The NFL ended its season with an exciting Super Bowl proving the league continues to popular, but some of its employment practices are at odds with the best practices endorsed by tribal employers. Comparing and contrasting the employment practices of the NFL and Tribes is an interesting, and may be, a useful exercise.
There is a lot of touching in the NFL which would not be endorsed in a tribal workplace. In the NFL it appears that smacks on the bum are not only tolerated but encouraged by good performance which exceeds the expressed expectations in the workplace. Smacks on the bum in a tribal workplace are expressly prohibited by policy, training and management no matter how good employees perform.
Screaming coaches try to motivate players on the field of play but screaming managers in the tribal workplace get to spend time with the Tribal Administrator explaining why their management tool box includes yelling and screaming at employees.
An NFL team comprised only of men fails to promote opportunities for women and if applied in the tribal workplace, violates the tribe’s pledge of equal employment opportunity.
NFL players have a duty to cooperate with the media by answering questions related to football and many other topics of interest. The handbook typically prohibits employees from speaking on behalf of the tribe.
Tribal workplaces include employee appearance policies which limit the exposure of tattoos and belly buttons while at work. The NFL appears to endorse close ups of assertive tattoos (no pink butterflies) and there is nothing better than a defensive end’s belly button on national television.
Any bleeding that occurs in the tribal workplace generates a first report of injury which is promptly filed with the worker’s compensation carrier, but in the NFL blood is smeared on your half pants for later exposure for the viewing audience.

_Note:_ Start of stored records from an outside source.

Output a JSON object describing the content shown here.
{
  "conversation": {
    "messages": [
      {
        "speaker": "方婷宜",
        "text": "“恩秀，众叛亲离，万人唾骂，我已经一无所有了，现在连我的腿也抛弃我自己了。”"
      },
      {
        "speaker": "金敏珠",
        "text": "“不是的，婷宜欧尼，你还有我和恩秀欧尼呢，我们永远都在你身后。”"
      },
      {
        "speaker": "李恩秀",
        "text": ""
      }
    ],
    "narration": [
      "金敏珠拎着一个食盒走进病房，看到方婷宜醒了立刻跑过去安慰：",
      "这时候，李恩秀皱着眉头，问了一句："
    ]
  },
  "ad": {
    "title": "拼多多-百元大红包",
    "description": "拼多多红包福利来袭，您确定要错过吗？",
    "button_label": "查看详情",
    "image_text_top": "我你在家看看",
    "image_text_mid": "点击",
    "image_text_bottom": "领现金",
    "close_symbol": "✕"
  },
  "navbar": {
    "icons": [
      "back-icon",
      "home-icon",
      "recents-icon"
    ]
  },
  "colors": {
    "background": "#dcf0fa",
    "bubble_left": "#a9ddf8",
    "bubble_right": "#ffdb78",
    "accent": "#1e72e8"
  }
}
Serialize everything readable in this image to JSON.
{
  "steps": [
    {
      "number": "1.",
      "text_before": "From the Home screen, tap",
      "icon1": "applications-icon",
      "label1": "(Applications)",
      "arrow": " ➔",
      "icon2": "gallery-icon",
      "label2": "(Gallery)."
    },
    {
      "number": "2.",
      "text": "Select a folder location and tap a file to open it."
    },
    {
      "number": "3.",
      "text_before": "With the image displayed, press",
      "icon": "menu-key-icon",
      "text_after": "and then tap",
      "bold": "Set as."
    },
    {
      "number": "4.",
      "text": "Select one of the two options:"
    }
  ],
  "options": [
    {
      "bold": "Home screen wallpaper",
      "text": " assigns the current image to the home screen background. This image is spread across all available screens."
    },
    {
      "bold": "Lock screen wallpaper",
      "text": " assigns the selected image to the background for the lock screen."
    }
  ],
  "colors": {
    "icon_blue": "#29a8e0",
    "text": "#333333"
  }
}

NFL players use social media to berate the boss, complain about teammates and replay their best work. Tribal employers limit employee access to social media and a tweet or Facebook post could generate a visit to human resources.
The NFL is working hard to export their product to Europe while tribal gaming enterprises are constrained by a confusing, but limiting, definition of Indian lands which confines and limits a tribe’s efforts to be in the export business.
The NFL is on television which includes dozens of cameras, reporters and commentators. I am not sure that a tribal orientation session is ready for a wide angle shot from a blimp or a close-up with color commentary. See it now: “The HR Director just defined quid pro quo harassment and gave an example.” It could be compelling television if it comes from a blimp.
When an important playoff game is won, NFL players dump cold orange liquid over the head of the head coach. Try dumping cold coffee all over the tribal administrator next time a major project is completed. If that experiment goes well, try it on the Tribal Chair next. Please report your findings.
Both tribal employers and the NFL have policies which address the use of illegal drugs but most tribal employers do not limit the use of performance enhancing drugs like coffee, energy drinks and fully caffeinated soda.
Since 1974 when the NFL added an overtime period to resolve home games that end regulation with a tie score, there have been 526 regular season games decided in overtime. When NFL teams engage in the extra work involved in an overtime period, there is no extra pay. The quarterback is likely an executive exempt employee but kickers cannot possibly be exempt and therefore litigation might be necessary to protect kickers from the vagaries of NFL pay practices. When eligible tribal employees work overtime, extra compensation is likely coming whether based on the federal standards or on tribal standards.
Talking about litigation, the NFL is engaged in rampant and widespread age discrimination. One gray hair on a player’s temple and there is talk about being washed up. Compare the NFL’s practices regarding older players and the tribes’ reverence for elders and seasoned employees. Tribal employers do not cut 30 year old employees
The NFL hires referees to monitor compliance with the agreed upon rules of the game. Each of the referees gets to blow a whistle every time there is action on the field. The referees wear striped uniforms which make them look like escaped convicts from Alcatraz. Tribal human resources professionals assist tribal employees with rule compliance; are not allowed to blow their whistles at work, but get to choose more fashionable uniforms than those assigned to prisoners.
There is a mantra in the NFL: “Best ability is availability.” Because tackle football is played for keeps, injuries sideline employees and those employees are not available to work on Sunday. Resilient and lucky players are more available and therefore more valuable to their teams. For tribal employers, the same mantra applies: “Best ability is availability.” In some organizations, managers spend too much time reminding employees about the importance of being available by getting to work on time, being in the right frame of mind and engaging in work, not the water cooler, when the workday starts.
After a game, some other employee washes and presses the uniforms worn by NFL players. After a hard day writing strong policies, I have to wash and press my own clothes. I want to play in the NFL.
Recommendation: Recognize that our meetings, emails and forms are more exciting than an NFL game but do not tell anyone, because if it gets out, there will be a blimp hovering over the tribe’s administration building.